For one thing, native mobile apps have a better record on security than the alternative, particularly on the go. Unlike websites, mobile apps must be downloaded and installed, typically from a controlled market or ecosystem, which subjects them to basic standards of care regarding privacy and security. Apps also interact with less tracking code than browsers. And Apple and Android mobile operating systems have fewer vulnerabilities than Windows OS.
This improved security is likely one reason why mobile pay, leveraging technology such as Apple Pay and Google Wallet are exploding in popularity. Individuals globally now complete 60% of their payments digitally, and 20% used mobile devices.
Unlike the mobile web, native apps also work offline. To the extent that there might be information which is critical to communicate to the public in the event of a natural disaster or some other outage scenario, so too is it essential to offer this functionality.
Finally, brand presence is another strong argument in the app vs. mobile web discussion. When a user downloads a mobile app, it adds a branded icon to the device interface. Given the number of hours users now spend on their devices daily, this is arguably among the most valuable digital real estate available, from a brand awareness perspective.
Get ahead of generational change and avoid disruption
Earlier in the post, we shared stats on age-related differences in the volume and velocity of mobile use. It’s safe to say: the kids like their phones. The generation behind Millennials, who have never known a world without smartphones, is coming of age and starting to pay their bills. As the technology has become more secure and reliable, trust and reliance upon these devices continue to grow.

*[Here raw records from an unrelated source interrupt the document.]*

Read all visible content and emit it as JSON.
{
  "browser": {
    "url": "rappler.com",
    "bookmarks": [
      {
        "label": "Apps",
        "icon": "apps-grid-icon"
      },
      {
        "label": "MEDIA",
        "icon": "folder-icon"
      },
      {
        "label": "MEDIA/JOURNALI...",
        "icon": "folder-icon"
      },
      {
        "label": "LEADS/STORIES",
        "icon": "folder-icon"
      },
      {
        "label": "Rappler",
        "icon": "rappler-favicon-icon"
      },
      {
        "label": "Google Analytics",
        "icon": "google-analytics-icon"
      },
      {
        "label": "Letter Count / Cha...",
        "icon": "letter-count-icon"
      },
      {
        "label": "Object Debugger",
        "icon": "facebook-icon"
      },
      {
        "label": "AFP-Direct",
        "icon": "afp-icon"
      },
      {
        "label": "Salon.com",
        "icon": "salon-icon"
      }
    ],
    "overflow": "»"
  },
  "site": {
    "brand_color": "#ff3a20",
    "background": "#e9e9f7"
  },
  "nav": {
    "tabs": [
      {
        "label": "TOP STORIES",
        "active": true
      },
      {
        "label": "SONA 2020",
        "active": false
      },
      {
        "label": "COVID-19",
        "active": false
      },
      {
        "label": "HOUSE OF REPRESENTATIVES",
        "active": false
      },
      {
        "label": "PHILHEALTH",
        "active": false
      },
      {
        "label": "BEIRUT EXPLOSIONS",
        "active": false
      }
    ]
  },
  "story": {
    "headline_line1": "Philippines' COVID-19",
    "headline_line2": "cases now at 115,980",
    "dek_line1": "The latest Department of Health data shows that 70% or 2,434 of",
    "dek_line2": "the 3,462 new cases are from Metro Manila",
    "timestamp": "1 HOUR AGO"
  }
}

Mobile-only banking is already a thing, how long is it before a mobile-only public utility follows, in a world of crumbling regulatory advantage?
Even if that idea sounds far-fetched, it’s fair to assume as the generational shift unfolds mobile payments and notifications are primary channels for transactions and communications. You may not need a great app today to serve existing customers, but eventually, it will be necessary.

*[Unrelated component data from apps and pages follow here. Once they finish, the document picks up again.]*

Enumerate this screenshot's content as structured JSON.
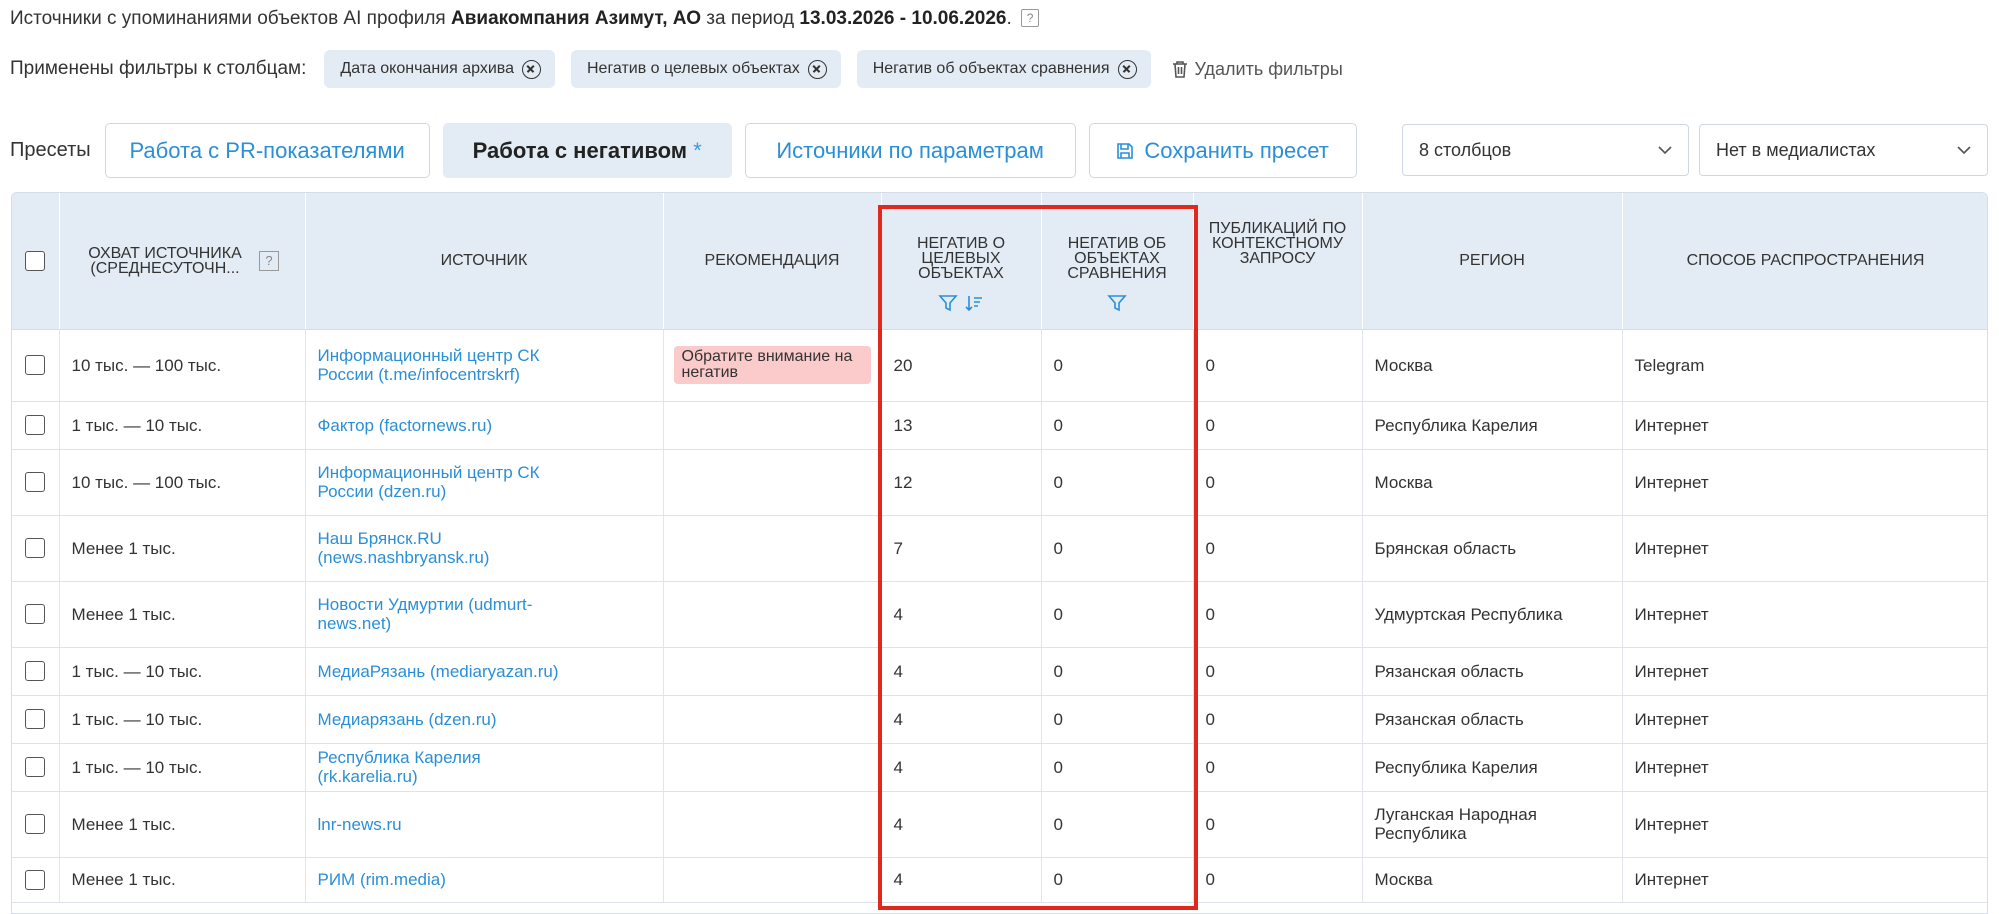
{
  "header": {
    "title_prefix": "Источники с упоминаниями объектов AI профиля ",
    "title_company": "Авиакомпания Азимут, АО",
    "title_period_prefix": " за период ",
    "title_period": "13.03.2026 - 10.06.2026",
    "title_suffix": ".",
    "help_mark": "?"
  },
  "filters": {
    "label": "Применены фильтры к столбцам:",
    "chips": [
      {
        "label": "Дата окончания архива"
      },
      {
        "label": "Негатив о целевых объектах"
      },
      {
        "label": "Негатив об объектах сравнения"
      }
    ],
    "clear_label": "Удалить фильтры"
  },
  "presets": {
    "label": "Пресеты",
    "buttons": [
      {
        "label": "Работа с PR-показателями",
        "active": false
      },
      {
        "label": "Работа с негативом",
        "active": true,
        "modified_mark": "*"
      },
      {
        "label": "Источники по параметрам",
        "active": false
      }
    ],
    "save_label": "Сохранить пресет",
    "columns_select": "8 столбцов",
    "media_select": "Нет в медиалистах"
  },
  "table": {
    "headers": {
      "reach": "Охват источника (среднесуточн...",
      "reach_help": "?",
      "source": "Источник",
      "recommendation": "Рекомендация",
      "neg_target": "Негатив о целевых объектах",
      "neg_compare": "Негатив об объектах сравнения",
      "publications": "Публикаций по контекстному запросу",
      "region": "Регион",
      "method": "Способ распространения"
    },
    "rows": [
      {
        "reach": "10 тыс. — 100 тыс.",
        "source": "Информационный центр СК России (t.me/infocentrskrf)",
        "recommendation": "Обратите внимание на негатив",
        "neg_target": "20",
        "neg_compare": "0",
        "publications": "0",
        "region": "Москва",
        "method": "Telegram"
      },
      {
        "reach": "1 тыс. — 10 тыс.",
        "source": "Фактор (factornews.ru)",
        "recommendation": "",
        "neg_target": "13",
        "neg_compare": "0",
        "publications": "0",
        "region": "Республика Карелия",
        "method": "Интернет"
      },
      {
        "reach": "10 тыс. — 100 тыс.",
        "source": "Информационный центр СК России (dzen.ru)",
        "recommendation": "",
        "neg_target": "12",
        "neg_compare": "0",
        "publications": "0",
        "region": "Москва",
        "method": "Интернет"
      },
      {
        "reach": "Менее 1 тыс.",
        "source": "Наш Брянск.RU (news.nashbryansk.ru)",
        "recommendation": "",
        "neg_target": "7",
        "neg_compare": "0",
        "publications": "0",
        "region": "Брянская область",
        "method": "Интернет"
      },
      {
        "reach": "Менее 1 тыс.",
        "source": "Новости Удмуртии (udmurt-news.net)",
        "recommendation": "",
        "neg_target": "4",
        "neg_compare": "0",
        "publications": "0",
        "region": "Удмуртская Республика",
        "method": "Интернет"
      },
      {
        "reach": "1 тыс. — 10 тыс.",
        "source": "МедиаРязань (mediaryazan.ru)",
        "recommendation": "",
        "neg_target": "4",
        "neg_compare": "0",
        "publications": "0",
        "region": "Рязанская область",
        "method": "Интернет"
      },
      {
        "reach": "1 тыс. — 10 тыс.",
        "source": "Медиарязань (dzen.ru)",
        "recommendation": "",
        "neg_target": "4",
        "neg_compare": "0",
        "publications": "0",
        "region": "Рязанская область",
        "method": "Интернет"
      },
      {
        "reach": "1 тыс. — 10 тыс.",
        "source": "Республика Карелия (rk.karelia.ru)",
        "recommendation": "",
        "neg_target": "4",
        "neg_compare": "0",
        "publications": "0",
        "region": "Республика Карелия",
        "method": "Интернет"
      },
      {
        "reach": "Менее 1 тыс.",
        "source": "lnr-news.ru",
        "recommendation": "",
        "neg_target": "4",
        "neg_compare": "0",
        "publications": "0",
        "region": "Луганская Народная Республика",
        "method": "Интернет"
      },
      {
        "reach": "Менее 1 тыс.",
        "source": "РИМ (rim.media)",
        "recommendation": "",
        "neg_target": "4",
        "neg_compare": "0",
        "publications": "0",
        "region": "Москва",
        "method": "Интернет"
      }
    ]
  },
  "colors": {
    "accent": "#2a8fd6",
    "header_bg": "#e3ebf4",
    "highlight": "#e0281c",
    "badge_bg": "#fbcaca"
  },
  "icons": [
    "help-icon",
    "close-circle-icon",
    "trash-icon",
    "save-icon",
    "chevron-down-icon",
    "filter-icon",
    "sort-desc-icon",
    "checkbox-icon"
  ]
}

Last and certainly not least, it’s critically important for every organization to consider the disruptive impact of emerging technology and innovation. While headline grabbing companies like Tesla and Nest introduce dramatic consumer products that change the way customers think about powering their lives, dozens more business models are transforming the business of energy production and delivery. As accelerating deregulation unfolds competition will rise and organizations that embrace the relationship with their customers will win.
Accelerate your mobile strategy
The great news is, you don’t have to break the bank getting started with a mobile app. At PK, we’ve created a mobile app accelerator called Tango, designed specifically for public utilities. With Tango, your customers can pay bills, report outages, receive push notifications, and communicate with customer care via a messaging service that starts with a custom chatbot created to handle a variety of typical, utility scenarios.
Organizations who have adopted Tango have reduced call volume and cut costs. Customization is a breeze and Tango was designed from the ground up to allow our clients to reuse existing APIs to drive down implementation costs and speed up the time to market. If Tango isn’t a perfect fit for your organization, we can create a custom instance that meets your requirements. Or, we can start from scratch with a full strategy and design engagement to fully understand the journey customers take with your organization and then build something from the ground up, to completely satisfy your unique needs.Energy Utilities, Mobile, Mobile App Development, Strategy, technology, Utilities